WHAT IS REQUIRED
Some lines in the listing may contain the word "false". Say how many, with the number alone.

MATERIAL PROVIDED
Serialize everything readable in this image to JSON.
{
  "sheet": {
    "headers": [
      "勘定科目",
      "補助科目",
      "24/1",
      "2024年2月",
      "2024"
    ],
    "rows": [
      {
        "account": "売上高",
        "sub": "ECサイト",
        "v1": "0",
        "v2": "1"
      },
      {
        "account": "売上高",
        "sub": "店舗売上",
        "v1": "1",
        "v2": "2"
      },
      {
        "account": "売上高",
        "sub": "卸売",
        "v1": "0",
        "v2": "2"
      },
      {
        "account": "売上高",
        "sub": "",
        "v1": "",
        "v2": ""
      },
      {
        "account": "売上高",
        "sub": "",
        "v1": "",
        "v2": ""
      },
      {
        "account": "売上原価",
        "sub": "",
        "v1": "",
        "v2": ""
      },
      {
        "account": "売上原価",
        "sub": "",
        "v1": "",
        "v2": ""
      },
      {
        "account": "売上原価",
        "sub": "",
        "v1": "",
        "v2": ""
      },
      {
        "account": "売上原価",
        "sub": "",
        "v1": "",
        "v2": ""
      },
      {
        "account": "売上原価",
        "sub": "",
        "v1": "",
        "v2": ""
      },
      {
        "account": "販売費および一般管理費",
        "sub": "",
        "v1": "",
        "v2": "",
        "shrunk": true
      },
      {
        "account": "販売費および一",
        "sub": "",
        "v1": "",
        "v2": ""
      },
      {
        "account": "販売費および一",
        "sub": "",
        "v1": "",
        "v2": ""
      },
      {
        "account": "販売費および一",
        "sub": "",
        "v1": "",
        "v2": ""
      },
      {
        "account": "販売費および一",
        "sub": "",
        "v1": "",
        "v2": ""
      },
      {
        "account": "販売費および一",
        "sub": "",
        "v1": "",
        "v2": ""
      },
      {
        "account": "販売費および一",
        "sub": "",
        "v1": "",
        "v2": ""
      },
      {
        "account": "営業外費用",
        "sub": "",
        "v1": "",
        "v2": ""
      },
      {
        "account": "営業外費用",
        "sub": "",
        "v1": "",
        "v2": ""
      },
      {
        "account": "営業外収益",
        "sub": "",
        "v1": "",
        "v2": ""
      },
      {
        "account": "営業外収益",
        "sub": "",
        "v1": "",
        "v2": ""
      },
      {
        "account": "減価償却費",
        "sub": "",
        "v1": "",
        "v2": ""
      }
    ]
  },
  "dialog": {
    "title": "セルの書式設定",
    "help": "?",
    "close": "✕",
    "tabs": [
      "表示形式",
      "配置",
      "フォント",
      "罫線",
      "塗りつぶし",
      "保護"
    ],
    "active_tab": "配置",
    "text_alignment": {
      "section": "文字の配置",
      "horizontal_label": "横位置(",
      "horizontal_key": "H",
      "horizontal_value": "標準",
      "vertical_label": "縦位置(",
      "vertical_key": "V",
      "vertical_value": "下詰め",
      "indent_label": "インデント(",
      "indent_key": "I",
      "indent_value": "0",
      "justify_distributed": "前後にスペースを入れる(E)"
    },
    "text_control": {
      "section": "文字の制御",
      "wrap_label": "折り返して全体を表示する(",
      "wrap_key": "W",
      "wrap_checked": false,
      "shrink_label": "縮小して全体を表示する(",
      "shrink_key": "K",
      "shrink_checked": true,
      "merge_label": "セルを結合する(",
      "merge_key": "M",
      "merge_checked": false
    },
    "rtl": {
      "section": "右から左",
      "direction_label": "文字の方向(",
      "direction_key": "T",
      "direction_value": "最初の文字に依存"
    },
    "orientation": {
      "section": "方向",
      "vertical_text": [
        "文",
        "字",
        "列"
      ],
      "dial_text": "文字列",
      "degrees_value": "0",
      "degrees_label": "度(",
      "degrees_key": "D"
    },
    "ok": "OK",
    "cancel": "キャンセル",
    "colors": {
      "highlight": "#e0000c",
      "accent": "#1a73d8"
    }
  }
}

SOLUTION
2